The problem with the Age of Aquarius is that nobody seems to know when it’s due, or indeed whether or not it’s already begun. According to the song ‘Aquarius’ from hippy musical Hair, the dawning will come when “The moon is in the seventh house, and Jupiter aligns with Mars.” Unfortunately, as astrologer Neil Spencer has noted, the moon enters the seventh house daily, while Jupiter and Mars are aligned several times a year. Other astrologers have argued for Aquarian start dates ranging from 1447 right up until 3597.
In the popular imagination, however, the Age of Aquarius will always be associated with the “love generation” counter-culture of the 1960s, and represents the utopian new age that their flower power shenanigans were supposed to usher in. In other words, it should be here by now, and it manifestly isn’t. As Legendary Pink Dots’ mainstay Edward Ka-Spel notes, if this is Aquarius page one then love, peace and good hair are hardly qualities in the ascendant. “It wasn’t supposed to be like this,” he writes. “Are we in for another 2,160 years of this?”

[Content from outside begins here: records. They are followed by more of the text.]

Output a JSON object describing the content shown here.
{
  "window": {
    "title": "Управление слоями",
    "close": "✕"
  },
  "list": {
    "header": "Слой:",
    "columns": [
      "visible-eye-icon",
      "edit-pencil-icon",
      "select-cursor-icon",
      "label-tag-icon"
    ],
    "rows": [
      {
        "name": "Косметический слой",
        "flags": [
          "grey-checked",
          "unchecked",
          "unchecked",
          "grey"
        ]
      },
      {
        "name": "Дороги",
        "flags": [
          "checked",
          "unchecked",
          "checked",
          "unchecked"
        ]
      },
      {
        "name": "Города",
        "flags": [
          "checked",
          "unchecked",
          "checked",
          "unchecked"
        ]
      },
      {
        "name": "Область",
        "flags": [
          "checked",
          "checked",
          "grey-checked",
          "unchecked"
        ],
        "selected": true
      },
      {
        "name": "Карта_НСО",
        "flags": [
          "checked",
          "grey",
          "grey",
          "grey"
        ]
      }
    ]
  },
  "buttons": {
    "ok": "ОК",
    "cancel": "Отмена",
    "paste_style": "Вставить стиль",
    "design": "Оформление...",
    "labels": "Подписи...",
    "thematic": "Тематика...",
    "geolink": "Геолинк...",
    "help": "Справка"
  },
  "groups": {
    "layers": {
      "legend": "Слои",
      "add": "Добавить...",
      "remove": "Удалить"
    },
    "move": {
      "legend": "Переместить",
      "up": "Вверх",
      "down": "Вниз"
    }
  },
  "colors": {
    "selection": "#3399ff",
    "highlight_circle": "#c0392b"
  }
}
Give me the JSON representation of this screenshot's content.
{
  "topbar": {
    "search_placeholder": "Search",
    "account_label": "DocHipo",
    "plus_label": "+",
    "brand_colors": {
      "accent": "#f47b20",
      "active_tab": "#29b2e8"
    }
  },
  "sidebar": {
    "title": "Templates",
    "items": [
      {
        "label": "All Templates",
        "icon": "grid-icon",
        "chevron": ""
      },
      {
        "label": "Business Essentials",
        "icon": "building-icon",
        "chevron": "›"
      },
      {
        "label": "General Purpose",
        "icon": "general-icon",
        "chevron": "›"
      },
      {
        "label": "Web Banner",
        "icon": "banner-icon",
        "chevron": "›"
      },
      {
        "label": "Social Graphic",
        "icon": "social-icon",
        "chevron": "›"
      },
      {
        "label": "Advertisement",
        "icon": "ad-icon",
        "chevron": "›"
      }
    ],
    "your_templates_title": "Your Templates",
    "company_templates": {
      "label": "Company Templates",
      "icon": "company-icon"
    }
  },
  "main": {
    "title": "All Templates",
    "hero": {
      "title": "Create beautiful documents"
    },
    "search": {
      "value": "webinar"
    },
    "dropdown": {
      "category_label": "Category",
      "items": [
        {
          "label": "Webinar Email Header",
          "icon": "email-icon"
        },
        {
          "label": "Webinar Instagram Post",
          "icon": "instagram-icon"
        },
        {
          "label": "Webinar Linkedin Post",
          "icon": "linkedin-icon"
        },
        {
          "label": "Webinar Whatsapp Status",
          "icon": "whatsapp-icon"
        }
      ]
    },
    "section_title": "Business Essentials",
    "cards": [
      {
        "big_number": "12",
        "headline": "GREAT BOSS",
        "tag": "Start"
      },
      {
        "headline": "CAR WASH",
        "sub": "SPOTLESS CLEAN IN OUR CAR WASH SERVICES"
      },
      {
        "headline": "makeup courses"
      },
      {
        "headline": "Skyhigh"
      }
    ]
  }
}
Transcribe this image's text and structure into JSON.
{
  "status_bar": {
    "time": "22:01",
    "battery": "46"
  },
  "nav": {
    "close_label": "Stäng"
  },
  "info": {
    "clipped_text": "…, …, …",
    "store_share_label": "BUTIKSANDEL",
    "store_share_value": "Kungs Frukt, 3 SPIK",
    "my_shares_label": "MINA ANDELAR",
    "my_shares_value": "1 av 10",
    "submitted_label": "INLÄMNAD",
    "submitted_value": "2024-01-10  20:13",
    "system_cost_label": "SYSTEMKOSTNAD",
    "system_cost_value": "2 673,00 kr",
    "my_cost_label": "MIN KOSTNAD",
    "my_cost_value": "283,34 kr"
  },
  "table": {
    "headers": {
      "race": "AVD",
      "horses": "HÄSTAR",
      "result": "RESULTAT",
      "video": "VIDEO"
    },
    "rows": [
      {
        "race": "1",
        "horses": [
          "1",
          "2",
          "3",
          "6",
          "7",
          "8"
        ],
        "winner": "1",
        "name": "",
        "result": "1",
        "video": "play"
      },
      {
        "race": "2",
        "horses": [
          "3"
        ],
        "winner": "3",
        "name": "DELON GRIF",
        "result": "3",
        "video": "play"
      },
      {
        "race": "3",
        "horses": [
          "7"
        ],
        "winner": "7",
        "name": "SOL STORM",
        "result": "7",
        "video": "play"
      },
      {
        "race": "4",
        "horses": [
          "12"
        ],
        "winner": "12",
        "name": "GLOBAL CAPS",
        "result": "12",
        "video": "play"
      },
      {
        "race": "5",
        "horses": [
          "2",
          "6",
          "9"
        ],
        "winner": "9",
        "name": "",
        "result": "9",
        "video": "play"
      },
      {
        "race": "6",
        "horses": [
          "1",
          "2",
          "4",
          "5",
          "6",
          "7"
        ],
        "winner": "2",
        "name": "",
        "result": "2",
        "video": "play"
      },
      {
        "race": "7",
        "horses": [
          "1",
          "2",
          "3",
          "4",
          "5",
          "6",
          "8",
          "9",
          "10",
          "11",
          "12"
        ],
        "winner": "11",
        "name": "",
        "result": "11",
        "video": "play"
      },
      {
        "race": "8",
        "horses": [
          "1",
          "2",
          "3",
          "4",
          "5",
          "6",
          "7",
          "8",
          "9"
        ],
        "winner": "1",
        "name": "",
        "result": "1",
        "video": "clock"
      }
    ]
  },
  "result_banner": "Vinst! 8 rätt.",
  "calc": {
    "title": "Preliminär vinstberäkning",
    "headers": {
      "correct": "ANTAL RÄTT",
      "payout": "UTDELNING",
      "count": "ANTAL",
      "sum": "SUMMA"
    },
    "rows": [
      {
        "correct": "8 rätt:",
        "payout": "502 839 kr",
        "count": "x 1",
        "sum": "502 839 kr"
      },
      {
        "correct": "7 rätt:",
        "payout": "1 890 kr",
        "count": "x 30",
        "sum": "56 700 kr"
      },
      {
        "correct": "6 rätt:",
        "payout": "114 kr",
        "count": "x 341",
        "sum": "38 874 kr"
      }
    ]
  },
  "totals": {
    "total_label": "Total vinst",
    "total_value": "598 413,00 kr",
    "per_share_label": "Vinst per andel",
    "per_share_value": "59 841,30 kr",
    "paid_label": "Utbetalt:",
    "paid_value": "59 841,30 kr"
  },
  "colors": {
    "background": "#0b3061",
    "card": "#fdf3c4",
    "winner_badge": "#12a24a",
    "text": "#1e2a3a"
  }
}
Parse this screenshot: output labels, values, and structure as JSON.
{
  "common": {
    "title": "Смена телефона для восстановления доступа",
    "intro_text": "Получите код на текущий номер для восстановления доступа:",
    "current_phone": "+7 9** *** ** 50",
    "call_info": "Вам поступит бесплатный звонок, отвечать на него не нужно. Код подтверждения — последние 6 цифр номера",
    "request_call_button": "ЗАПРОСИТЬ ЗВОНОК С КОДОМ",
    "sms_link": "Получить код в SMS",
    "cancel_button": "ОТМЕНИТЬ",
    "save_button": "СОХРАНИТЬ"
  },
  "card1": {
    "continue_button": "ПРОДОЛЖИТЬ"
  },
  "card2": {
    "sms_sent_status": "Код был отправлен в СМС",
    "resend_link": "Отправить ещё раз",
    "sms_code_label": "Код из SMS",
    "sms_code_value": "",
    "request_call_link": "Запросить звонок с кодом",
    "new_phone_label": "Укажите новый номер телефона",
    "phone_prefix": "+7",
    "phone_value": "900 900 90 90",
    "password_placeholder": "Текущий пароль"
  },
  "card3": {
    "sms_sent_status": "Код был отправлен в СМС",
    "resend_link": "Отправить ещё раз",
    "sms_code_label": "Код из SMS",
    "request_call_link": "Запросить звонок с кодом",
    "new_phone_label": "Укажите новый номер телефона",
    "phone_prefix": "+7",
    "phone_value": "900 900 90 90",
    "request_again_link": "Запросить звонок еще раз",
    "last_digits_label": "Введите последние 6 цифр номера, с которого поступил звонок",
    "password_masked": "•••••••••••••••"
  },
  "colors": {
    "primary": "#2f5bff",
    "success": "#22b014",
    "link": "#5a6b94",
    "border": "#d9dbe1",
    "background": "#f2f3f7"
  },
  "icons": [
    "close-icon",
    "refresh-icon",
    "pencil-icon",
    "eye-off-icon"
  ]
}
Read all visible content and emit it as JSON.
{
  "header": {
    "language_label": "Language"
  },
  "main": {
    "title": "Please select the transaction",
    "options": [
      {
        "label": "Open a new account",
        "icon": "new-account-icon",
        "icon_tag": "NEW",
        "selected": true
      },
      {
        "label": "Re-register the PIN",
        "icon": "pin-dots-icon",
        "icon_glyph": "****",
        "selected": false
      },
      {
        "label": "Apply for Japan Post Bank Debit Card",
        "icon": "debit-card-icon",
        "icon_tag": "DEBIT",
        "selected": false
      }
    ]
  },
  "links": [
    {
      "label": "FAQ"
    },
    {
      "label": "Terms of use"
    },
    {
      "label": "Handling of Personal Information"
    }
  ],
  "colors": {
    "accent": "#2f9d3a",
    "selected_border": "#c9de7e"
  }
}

Ultimately though, Ka-Spel’s conclusions are optimistic. What we’re actually living through are the death throes of the Pisces Age, he argues; it’s brutal and painful, but it won’t last. The way to get through is by letting go, on both a personal and societal level, and in order to do this we need to look unflinchingly at where we are now, what is holding us back and what will help us move forward.
So the album’s opening track, ‘Mirror, Mirror’ tackles introspection, narcissism and self-loathing alongside the hard but necessary task of looking closely at your own self and putting the work in to improve. Stinging synthesiser blasts reflect this flinching process over driving electronic percussion, before a melancholy mellotron passage suggests a degree of sorrowful self-acceptance has been found. On ‘The Greatest Story Ever Told,’ a swarm of buzzing clockwork wasps soundtrack rising existential dread before the song shifts into a litany of reasons not to worship God, or indeed watch his movies on TV, all set to a queasy rendition of ‘All Things Bright and Beautiful.’ The Age of Pisces is often identified as the Christian era, and early Christians identified themselves using two fishes as a symbol; among other qualities, Aquarius is associated with the decline of religion and the rise of technology. “We worship technology,” Ka-Spel whispers ambivalently at the close.
How the glorious analogue squelching of ‘D-Train’ fits into the concept I’m not sure, but ‘Credibility’ and ‘Trending’ take a look at the world around us, the former cursing “Damn your eyes, austerity” over lullaby-like piano, while the latter looks at the mysterious force of the zeitgeist as represented by popular topics on social media. Watching “the great sea ripple,” Ka-Spel wonders who or what is driving the trends, directing our thoughts and attention as one linked collective organism.
The album concludes with two multi-part epics. The near-eighteen minute ‘Don’t Go There- Page Aquarian- Jacob’s Ladder’ begins in haunting yet propulsive style, discussing surveillance culture and “cameras everywhere” before shifting onto memory as a form of observation, returning to the theme of looking unsparingly at your own past actions and how they’ve led you to where you are now. A collage of found sound leads into a passage of spare percussion over which Ka-Spel considers the stars and the notion of destiny, before the final section finds tentative piano chords reverberating over the sound of a gathering storm. Here considerations of mortality and the afterlife are resolved into the need to make peace and find some kind of acceptance.
For CD listeners, that’s where the album ends, but it would be a shame to miss out on the sixteen-and-a-half minute ‘The Weight of Water Parts 1-4,’ which is only available on digital and double vinyl editions. A dry, steady pulse beat supports slabs of musique concrete and some non-judgemental meditations on self-destructive behaviour, before a frantic flurry of low piano notes in a repeating, claustrophobic loop successfully simulates a panic attack. This then shifts into an oceanic evocation of waking at 3am with the realisation that your life has been wasted in deceit and acquisitiveness, before the instrumental final section captures a zen-like sensation of beatific release, with acoustic and electronic textures beautifully balanced against each other.
Aquarius of course is the water bearer, and ‘The Weight of Water’ effectively sums up the pain and difficulty of this period of transition. There’s no need though to take the astrological metaphors literally; this album can be enjoyed purely as an unsettling and moving 83 minutes of music, and for those who do listen closely to the words, Ka-Spel’s dry sense of humour undercuts any tendency towards new age pretentiousness.
Their long history could make some wrongly see the Legendary Pink Dots as unapproachable or worse, irrelevant. But Pages of Aquarius is an album that stands on its own merits. Even if you’ve never bought a Pink Dots record before, this is a progressive, provocative and ultimately positive statement about the world we’re all living in today.
by Ben Graham, May 3rd, 2016